And also looking at take a look at what's been recently published in the literature, because not everyone can access that because they're usually often behind a paywall. So I'm actually finding a new article that I thought was interesting. And talking about some of the key takeaways. It's not a review or a critique. of whichever article I pick, it's just like, this is what this person is saying. And it's interesting. So here, just to try and make some of that new thinking accessible for people as well. So yeah, that's available for free download. Yay.
Chris: Well, thanks so much, Amanda. I think that we have covered the bases that we wanted to cover for this episode. There was actually so much to talk about that if you want to come back on and join us again, I'm sure that that would be great. We could fill another whole episode from this philosophy one or you know, like lots of fun and you guys went anywhere near as scary as I thought you were going to be.
Amanda: Thank you for being gentle with me. Appreciate it.

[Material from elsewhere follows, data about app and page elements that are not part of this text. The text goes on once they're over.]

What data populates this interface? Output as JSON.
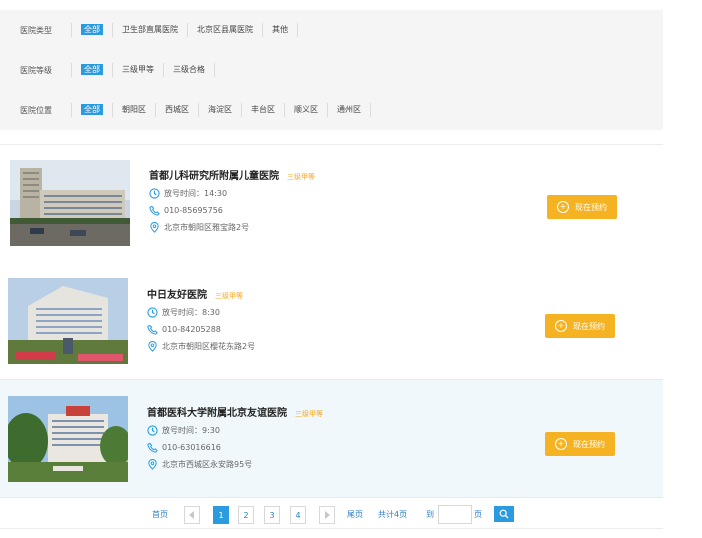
{
  "filters": [
    {
      "label": "医院类型",
      "options": [
        "全部",
        "卫生部直属医院",
        "北京区县属医院",
        "其他"
      ],
      "active": 0
    },
    {
      "label": "医院等级",
      "options": [
        "全部",
        "三级甲等",
        "三级合格"
      ],
      "active": 0
    },
    {
      "label": "医院位置",
      "options": [
        "全部",
        "朝阳区",
        "西城区",
        "海淀区",
        "丰台区",
        "顺义区",
        "通州区"
      ],
      "active": 0
    }
  ],
  "hospitals": [
    {
      "name": "首都儿科研究所附属儿童医院",
      "level": "三级甲等",
      "time": "放号时间：14:30",
      "phone": "010-85695756",
      "address": "北京市朝阳区雅宝路2号",
      "button": "现在预约"
    },
    {
      "name": "中日友好医院",
      "level": "三级甲等",
      "time": "放号时间：8:30",
      "phone": "010-84205288",
      "address": "北京市朝阳区樱花东路2号",
      "button": "现在预约"
    },
    {
      "name": "首都医科大学附属北京友谊医院",
      "level": "三级甲等",
      "time": "放号时间：9:30",
      "phone": "010-63016616",
      "address": "北京市西城区永安路95号",
      "button": "现在预约"
    }
  ],
  "pager": {
    "first": "首页",
    "pages": [
      "1",
      "2",
      "3",
      "4"
    ],
    "current": "1",
    "last": "尾页",
    "total": "共计4页",
    "goto": "到",
    "page_unit": "页"
  },
  "colors": {
    "accent": "#2b9be0",
    "button": "#f5b324",
    "level": "#f5a623"
  }
}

Emma: Thanks for coming on. I found this really insightful and no, we don't bite too hard. So I'm glad you felt safe. And thanks to you, Chris, for being on the podcast with me as well. I always appreciate you. I appreciate you, Emma. Thank you. And thank you to our listeners. We always appreciate you joining us and we hope you've enjoyed this episode. And if you're listening to us on Apple or Spotify, don't forget to keep those little stars and give us a rating. If you have any questions, feedback, or topics that you'd like us to discuss, feel free to get in contact with us. You can email us at positivedisintegration.pod at gmail.com or find us on Twitter or Instagram. Until next time, keep walking that path to your authentic self.